Category Archives: May 1917

All diary entries written in May 1917

27 May 1917; Sunday

Up at 6.30. Busy as usual. My turn off at night. Went to the Y M service by Amiss†. Enjoyed it very much. Good singing and good hymns. Watched the Germans shell an observation balloon and the observers go down in their two parachutes.

Fritz1 shelled heavily at night and did some damage.


  1. Fritz: a name given to German troops by the British and others in the First and Second World Wars. 

24 May 1917; Thursday

Up at 6.30. Busy in the morning. 4 patients in for me. My turn in at night. Managed very well. Glorious weather. A lot of guns going up1. Received letter from home telling more [sic] that Mr Mullens2 had died on Sunday on his way to preach at Shiney Row3.


  1. “A lot of guns…”: See note on 22 May

  2. Mr Mullens: A minister from the South Durham Street United Methodist Free Church in Sunderland, where ALL had been a member prior to joining the RAMC. ALL had also recorded Mr Mullens’ death in his diary a few days earlier on Sunday, 20th May, apparently the day it happened. It is probable that this earlier diary note was added later, some time after the news reached ALL on the 24th. Mr Mullens was 73 years old at the date of his death. See also all diary entries tagged “Mullens”

  3. Shiney Row: mining village between Penshaw and Houghton-le-Spring, 5 miles SW. of Sunderland. 

23 May 1917; Wednesday

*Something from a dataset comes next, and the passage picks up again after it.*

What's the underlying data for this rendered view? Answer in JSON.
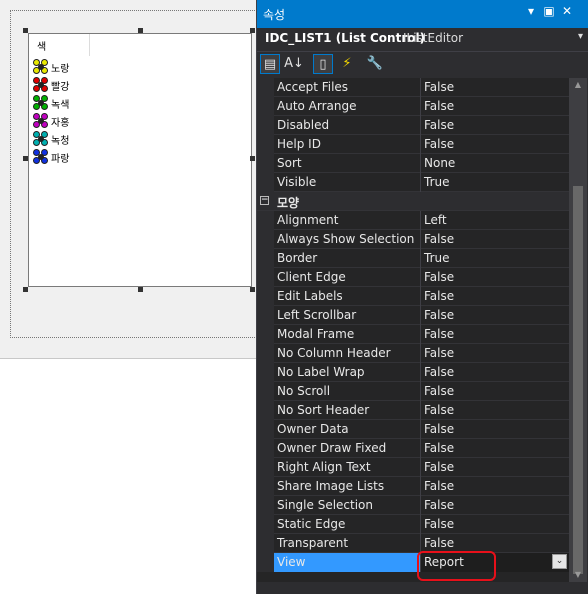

Up at 6.45. Shaved and dressed and commenced duty as usual. Lee helped me as he had no patients. Glorious day. Kept pretty busy. A lot of guns going up the line. My turn out. Walked about a good lot and didn’t do much. Looked up a bit French in the Y M. A German aeroplane over and a few pieces of shell and a dud fell in the town. A continuous stream of guns moving up1.


  1. “A continuous stream of guns…”: See note on 22 May

22 May 1917; Tuesday

Up at about 6.50. On duty as usual. Kept fairly busy. Off at night and went to the Pierrots. They were fairly good but I didn’t enjoy it as much as I have done concerts. With Gus Rodman and Dai Davies. Went to bed late as usual. A lot of guns1 going up the line.


  1. “A lot of guns”: this was in preparation for the Battle of Messines Ridge, which began on 7 June with the detonation of 19 mines of unprecedented size under the German lines (2 more are still there, unexploded.) On this occasion, the artillery barrage did not begin until the mines were blown, so that the Germans had no warning of the attack, which took place immediately after a comparatively short but intense bombardment. Apparently the Germans had not picked up any signs of the impending attack, though it seems from ALL’s diary that artillery movements were there to be seen.

    Passchendaele, or the 3rd Battle of Ypres, which began on 31 July, followed Messines Ridge, and besides its quasi-political objective (to relieve the French army, by then suffering from mutinies following the failure of Nivelle’s attack of mid-April – 9 May in the Reims/Chemin des Dames area and the associated British attack at Arras), it was intended at least to capture the higher ground to the south and east of Ypres, from which the Ypres salient was constantly threatened, and possibly to enable the capture of the Belgian sea-ports. The front line ran in an approximate semi-circle round the east side of Ypres, and from the southern point of this the Messines Ridge ran further southward. 

20 May 1917; Sunday

Up at 6.50. Kept busy all morning. Wrote letters in the afternoon. Lovely day. A lot of troops going up the line1. Dory and Holman called for me in the afternoon and we went to Méteren again. Very hot day. I went to the †Anglicans’ Creed Ascension† service at night and it was very good, but not up to last week.

Heard that Mr Mullens2 had died.


  1. “A lot of troops…”: ALL also mentions a lot of guns moving up the line around this time. See note on 22 May

  2. Mr Mullens: A minister from the South Durham Street United Methodist Free Church in Sunderland, where ALL had been a member prior to joining the RAMC. Mr Mullens, Esther and Arthur Mullens are all mentioned occasionally throughout the diaries. 

19 May 1917; Saturday

Up at 6.40. Kept busy all day. Stayed in at night and helped with dinner. Wrote some letters. A lot of guns going up the line1. Rumours of Russia turning it in2 and the war being over soon3.


  1. “A lot of guns…”: This movement of guns (and troops) is noted over a period of several more days. See note on 22 May

  2. “Turning it in” (if this reading is correct; it seems an early date for this colloquialism) means withdrawing from or abandoning some endeavour. 

  3. Revolutionary Russia did eventually withdraw from the war in October/November 1917, having been increasingly disorganised in its war efforts after the February Revolution of 1917, the rumour of which ALL had noted in his diary on 18 March, but sadly the war was not over soon.